At a time when our planet is dying, humanity pushes forward in the hope of reaching out to other worlds. This might seem like an average science fiction story but I tell you things are far more complicated. A story that surpasses two generations and spans more than a hundred years while at the same time takes place in less than an hour in another physical time zone, Interstellar is a real treat for anyone who is a fan of relativity.
This is my favorite part. I am always intrigued by the various concepts that the movie makers try to show and Interstellar was a really fun ride. The space crafts looked pretty cool and at the same time, realistically feasible. Science was taken seriously here and I really appreciated the muted sequences because, well, you can’t really hear in a vacuum. The incorporation of the centrifugal system for some sort of gravity was a great idea, something that was beautifully showed in 2001: A Space Odyssey. In fact, the movie resembled Space Odyssey in so many ways but could never recreate the sense of awe that the 1968 epic is known for. But the good part was basically limited to only this much. The rest was what you would call a really long shot.
[Spoiler] Despite such high production values, there were many plot holes in the story.
- Even after so many years working under the professor, how come Murph could never figure out that the equation had already been worked out.
- The notion that information from a 5 dimensional space could be transmitted into a lesser dimensional one (in this case 3) in the form of a physical force can be accepted to a certain extent. And according to this theory, Cooper could alter the physical force of gravity in his daughter’s room through the tesseract. But it is not possible to generate a gravitational field strong enough to rotate a second hand of a watch without affecting anything else anything around it; let alone set it to repeat for so many years. Even more, the altered field should have been confined to that very tiny space only. It is simply not possible that in our three-dimensional universe, a gravitational field like that could stick to an object wherever it goes.
- Cooper should have been broken, twisted and transformed into a trillion particles soon after crossing the critical orbit of the black hole.

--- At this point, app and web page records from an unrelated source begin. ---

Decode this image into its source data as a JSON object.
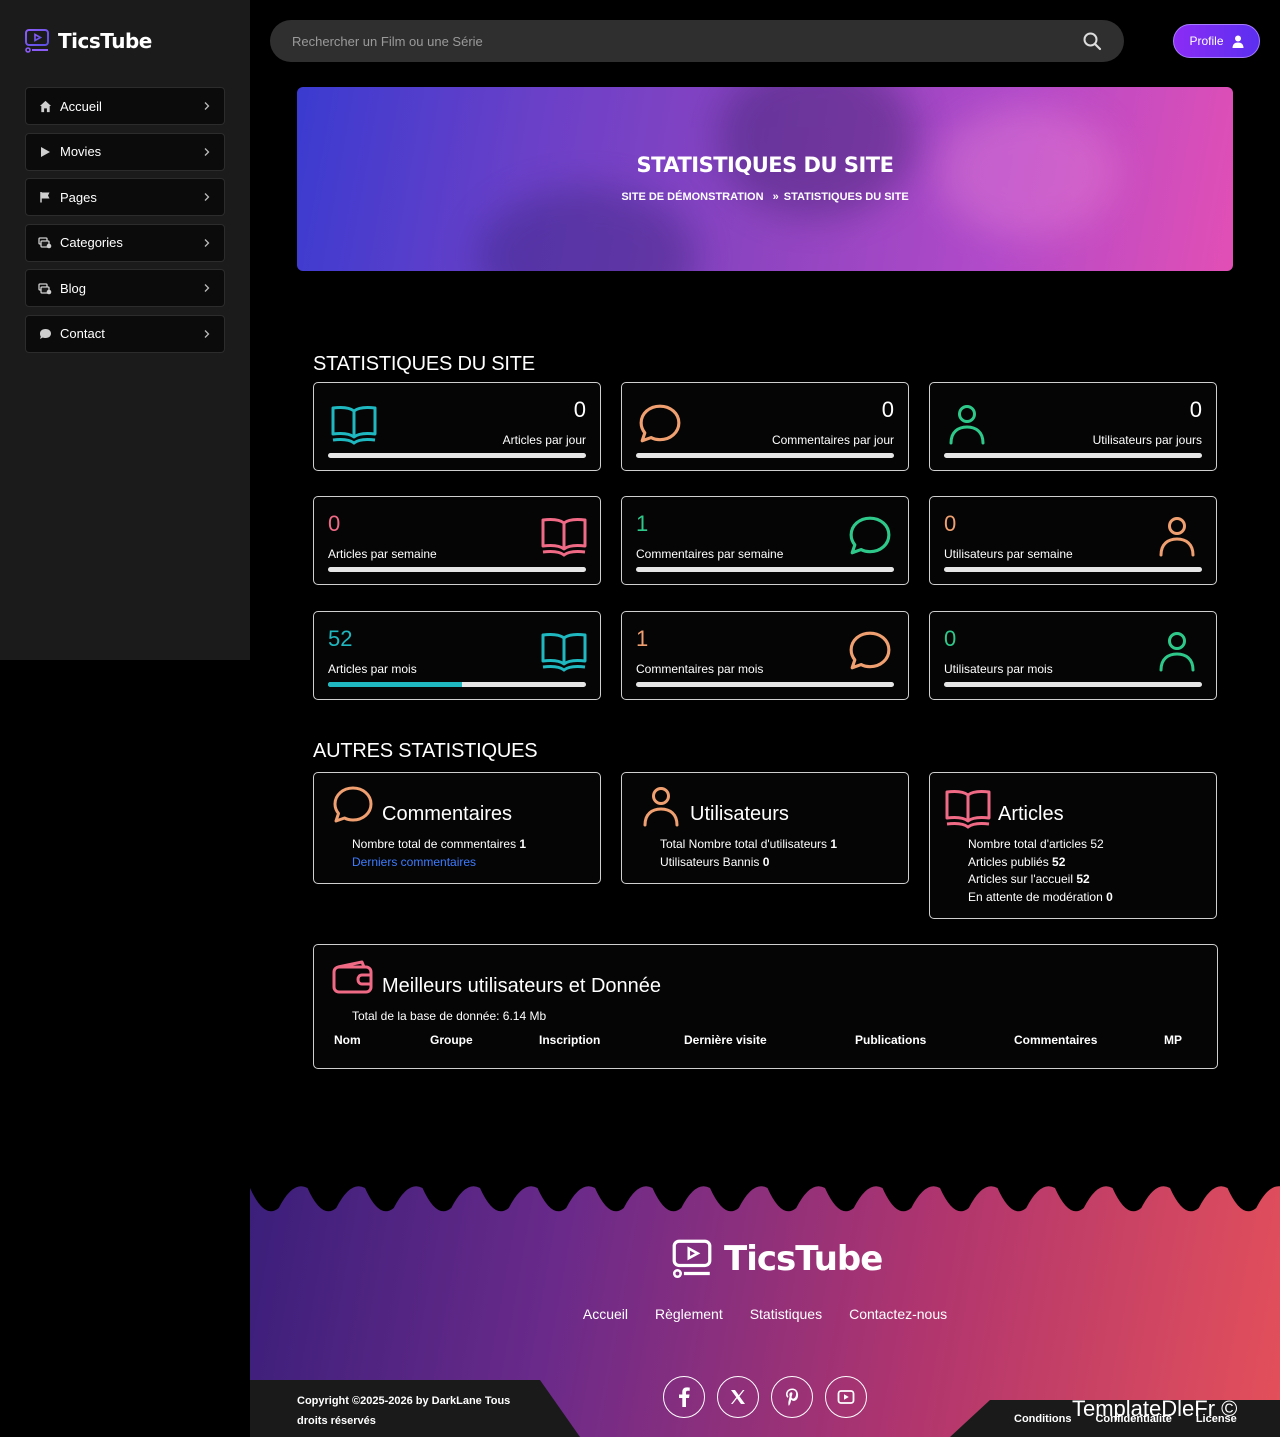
{
  "app": {
    "name": "TicsTube"
  },
  "sidebar": {
    "items": [
      {
        "label": "Accueil",
        "icon": "home-icon"
      },
      {
        "label": "Movies",
        "icon": "play-icon"
      },
      {
        "label": "Pages",
        "icon": "flag-icon"
      },
      {
        "label": "Categories",
        "icon": "folders-icon"
      },
      {
        "label": "Blog",
        "icon": "folders-icon"
      },
      {
        "label": "Contact",
        "icon": "chat-icon"
      }
    ]
  },
  "header": {
    "search_placeholder": "Rechercher un Film ou une Série",
    "profile_label": "Profile"
  },
  "banner": {
    "title": "STATISTIQUES DU SITE",
    "crumb_home": "SITE DE DÉMONSTRATION",
    "crumb_sep": "»",
    "crumb_current": "STATISTIQUES DU SITE"
  },
  "stats": {
    "title": "STATISTIQUES DU SITE",
    "cards": [
      {
        "value": "0",
        "label": "Articles par jour",
        "icon": "book-icon",
        "color": "#1fb8c0",
        "progress": 0
      },
      {
        "value": "0",
        "label": "Commentaires par jour",
        "icon": "comment-icon",
        "color": "#f0a070",
        "progress": 0
      },
      {
        "value": "0",
        "label": "Utilisateurs par jours",
        "icon": "user-icon",
        "color": "#2ec98a",
        "progress": 0
      },
      {
        "value": "0",
        "label": "Articles par semaine",
        "icon": "book-icon",
        "color": "#f06a86",
        "progress": 0
      },
      {
        "value": "1",
        "label": "Commentaires par semaine",
        "icon": "comment-icon",
        "color": "#2ec98a",
        "progress": 0
      },
      {
        "value": "0",
        "label": "Utilisateurs par semaine",
        "icon": "user-icon",
        "color": "#f0a070",
        "progress": 0
      },
      {
        "value": "52",
        "label": "Articles par mois",
        "icon": "book-icon",
        "color": "#1fb8c0",
        "progress": 0.52
      },
      {
        "value": "1",
        "label": "Commentaires par mois",
        "icon": "comment-icon",
        "color": "#f0a070",
        "progress": 0
      },
      {
        "value": "0",
        "label": "Utilisateurs par mois",
        "icon": "user-icon",
        "color": "#2ec98a",
        "progress": 0
      }
    ]
  },
  "other": {
    "title": "AUTRES STATISTIQUES",
    "comments": {
      "title": "Commentaires",
      "total_label": "Nombre total de commentaires",
      "total_value": "1",
      "link": "Derniers commentaires"
    },
    "users": {
      "title": "Utilisateurs",
      "total_label": "Total Nombre total d'utilisateurs",
      "total_value": "1",
      "banned_label": "Utilisateurs Bannis",
      "banned_value": "0"
    },
    "articles": {
      "title": "Articles",
      "total_label": "Nombre total d'articles 52",
      "published_label": "Articles publiés",
      "published_value": "52",
      "home_label": "Articles sur l'accueil",
      "home_value": "52",
      "pending_label": "En attente de modération",
      "pending_value": "0"
    }
  },
  "best": {
    "title": "Meilleurs utilisateurs et Donnée",
    "db_size": "Total de la base de donnée: 6.14 Mb",
    "columns": [
      "Nom",
      "Groupe",
      "Inscription",
      "Dernière visite",
      "Publications",
      "Commentaires",
      "MP"
    ]
  },
  "footer": {
    "links": [
      "Accueil",
      "Règlement",
      "Statistiques",
      "Contactez-nous"
    ],
    "copyright": "Copyright ©2025-2026 by DarkLane Tous droits réservés",
    "legal": [
      "Conditions",
      "Confidentialité",
      "License"
    ],
    "watermark": "TemplateDleFr ©"
  }
}
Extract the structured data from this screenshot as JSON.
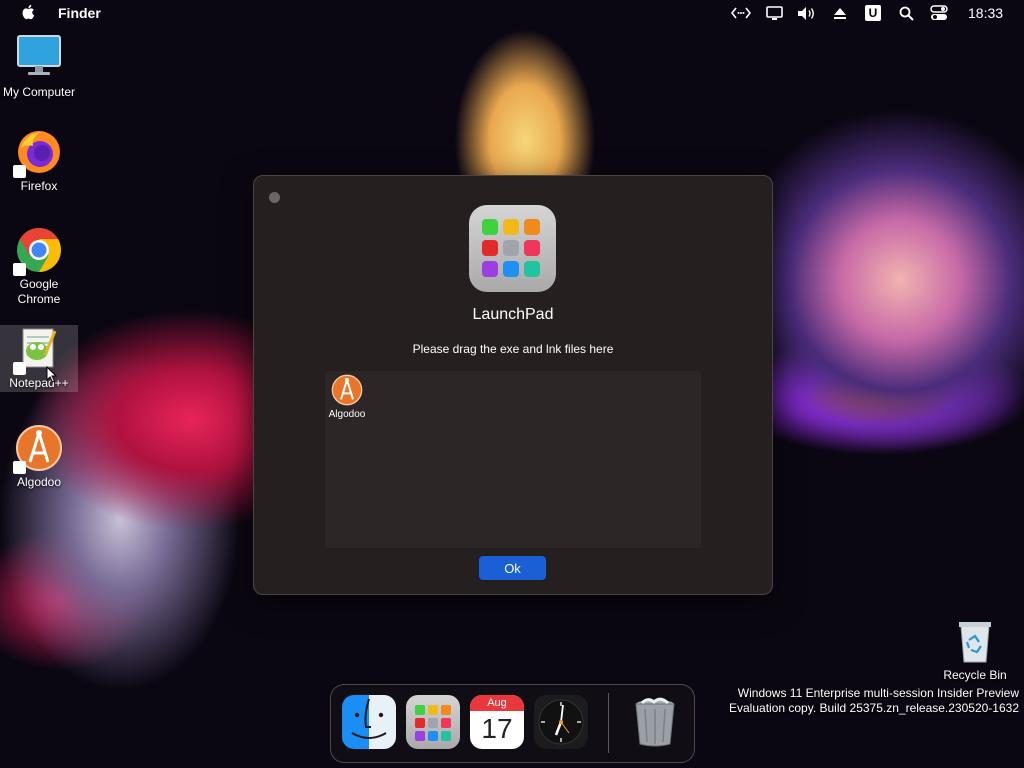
{
  "menubar": {
    "app_name": "Finder",
    "clock": "18:33",
    "status_icons": [
      "code-arrows-icon",
      "display-icon",
      "volume-icon",
      "eject-icon",
      "u-badge-icon",
      "search-icon",
      "control-center-icon"
    ],
    "u_badge": "U"
  },
  "desktop": {
    "icons": [
      {
        "label": "My Computer"
      },
      {
        "label": "Firefox"
      },
      {
        "label": "Google Chrome"
      },
      {
        "label": "Notepad++"
      },
      {
        "label": "Algodoo"
      }
    ],
    "recycle_bin": "Recycle Bin"
  },
  "dialog": {
    "title": "LaunchPad",
    "subtitle": "Please drag the exe and lnk files here",
    "dropped_files": [
      {
        "label": "Algodoo"
      }
    ],
    "ok_label": "Ok"
  },
  "dock": {
    "items": [
      "Finder",
      "LaunchPad",
      "Calendar",
      "Clock",
      "Trash"
    ],
    "calendar_month": "Aug",
    "calendar_day": "17"
  },
  "watermark": {
    "line1": "Windows 11 Enterprise multi-session Insider Preview",
    "line2": "Evaluation copy. Build 25375.zn_release.230520-1632"
  },
  "colors": {
    "accent": "#1a5fd4",
    "dialog_bg": "#251f1f"
  }
}
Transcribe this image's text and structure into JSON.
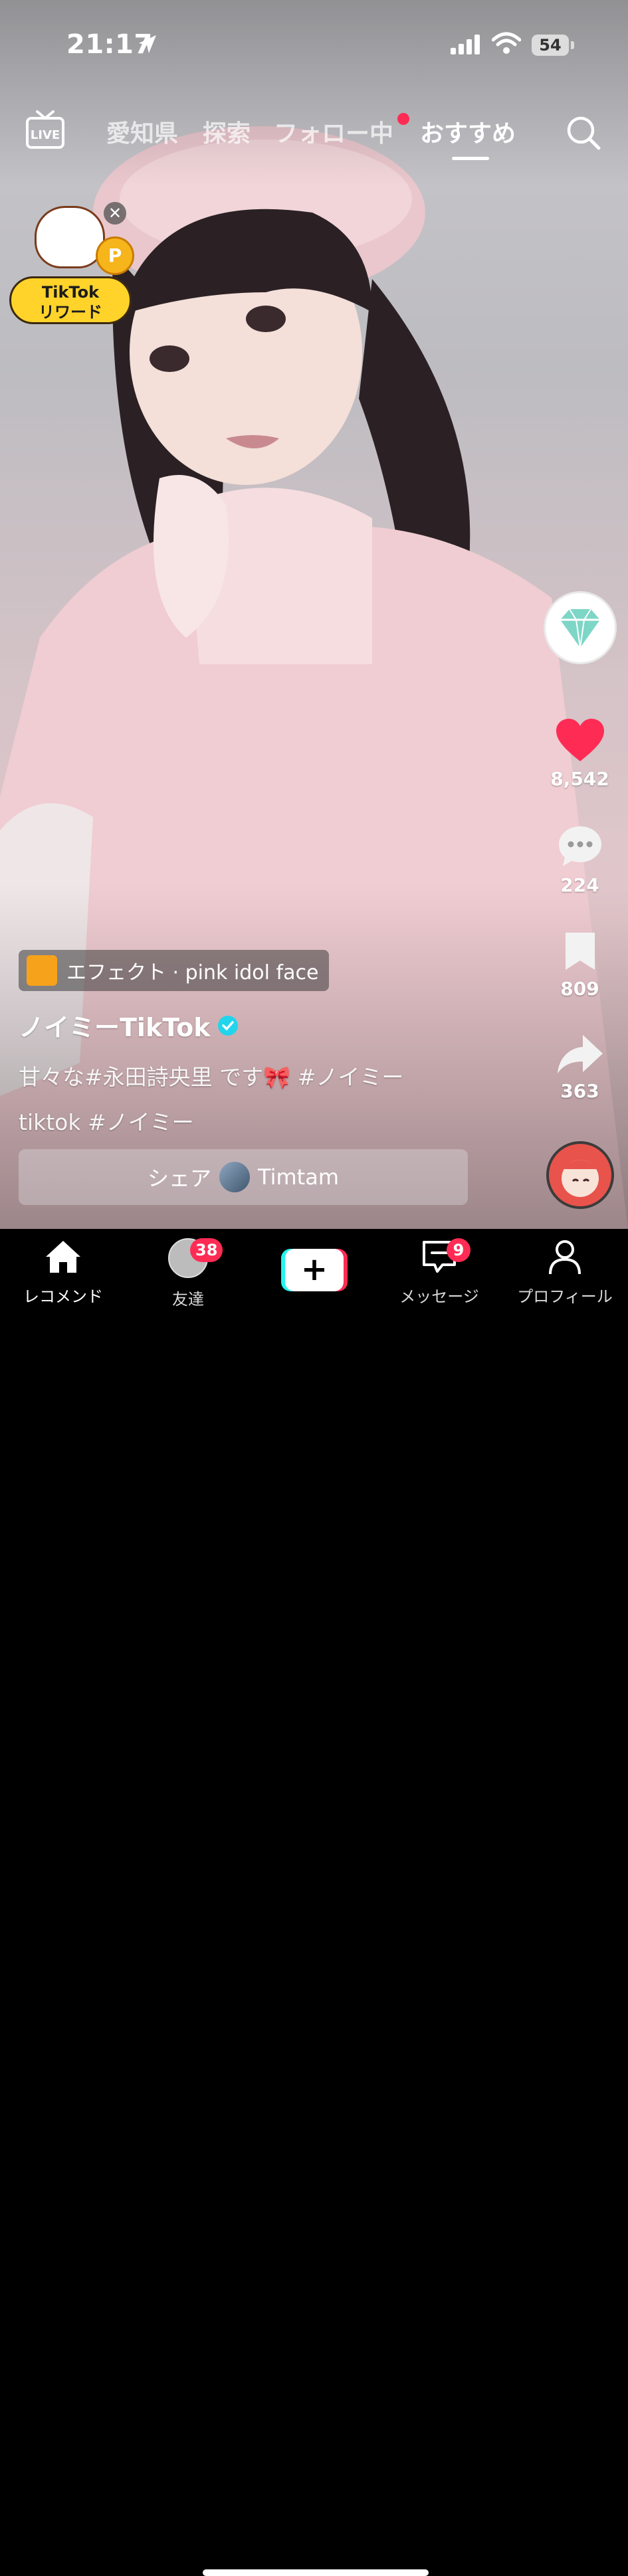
{
  "status_bar": {
    "time": "21:17",
    "battery": "54"
  },
  "top_nav": {
    "live_label": "LIVE",
    "tabs": [
      {
        "label": "愛知県",
        "active": false
      },
      {
        "label": "探索",
        "active": false
      },
      {
        "label": "フォロー中",
        "active": false,
        "notification_dot": true
      },
      {
        "label": "おすすめ",
        "active": true
      }
    ]
  },
  "rewards_widget": {
    "line1": "TikTok",
    "line2": "リワード",
    "coin_letter": "P",
    "close_glyph": "✕"
  },
  "actions": {
    "likes": "8,542",
    "comments": "224",
    "saves": "809",
    "shares": "363"
  },
  "post": {
    "effect_label": "エフェクト · pink idol face",
    "username": "ノイミーTikTok",
    "verified": true,
    "caption_line1": "甘々な#永田詩央里 です🎀 #ノイミー",
    "caption_line2": "tiktok #ノイミー",
    "share_prefix": "シェア",
    "share_user": "Timtam"
  },
  "bottom_nav": {
    "home": "レコメンド",
    "friends": "友達",
    "friends_badge": "38",
    "create_glyph": "+",
    "inbox": "メッセージ",
    "inbox_badge": "9",
    "profile": "プロフィール"
  },
  "colors": {
    "accent_red": "#fe2c55",
    "accent_cyan": "#25f4ee",
    "verified": "#20d5ec",
    "reward_yellow": "#ffd32a"
  },
  "icons": [
    "live-icon",
    "search-icon",
    "heart-icon",
    "comment-icon",
    "bookmark-icon",
    "share-arrow-icon",
    "home-icon",
    "inbox-icon",
    "profile-icon",
    "location-arrow-icon",
    "signal-icon",
    "wifi-icon"
  ]
}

- Wait; how was the earth dying again?
That was the science part. Now the rest:
- An angry farmer is not in the mood of a hug right after his farm was burnt; Especially when the one hugging him is the who commited the arson in the first place.
It’s simply hard to believe how Mary’s brother could forgive her so easily.
- I think Cooper would stay with his daughter for much longer at the end, especially after what both of them have been through. After such an epic journey of life, I’m sure both father & daughter had a lot to talk about when they finally met in the end.
- After Chipper gets rescued in the future, how come no one else was interested to know how he achieved everything?
- Cooper could directly fly planes that were built 100 years in the future. Wait, what?
I always liked Matthew McConaughey. Dallas Buyers Club was a joy to watch and without McConaughey, I don’t think they could’ve pulled it off. The same goes for Interstellar. There were many big personalities on screen. This goes to show that this movie was a really ambitious effort. And everyone played their part perfectly.
PS. Mackenzie Foy was super cute.
Man of Steel was a not so impressive movie and if it hadn’t been for Hans Zimmer, that movie could’ve turned out bad. Zimmer worked his magic here as well. The only difference here was that he turned a great movie into something even better.
I would recommend this one to any sci-fi fan. Though I would advise people to be educated on some topics beforehand if you wanna really appreciate this movie: Special Theory of Relativity, General Theory of Relativity, Life Cycle of Stars, Black Holes and Singularities and a bit on Worm Holes. In short, grab a piece of A Brief History of Time by Stephen Hawking.
And despite some of the glaring plot holes, this is one movie you won’t regret seeing.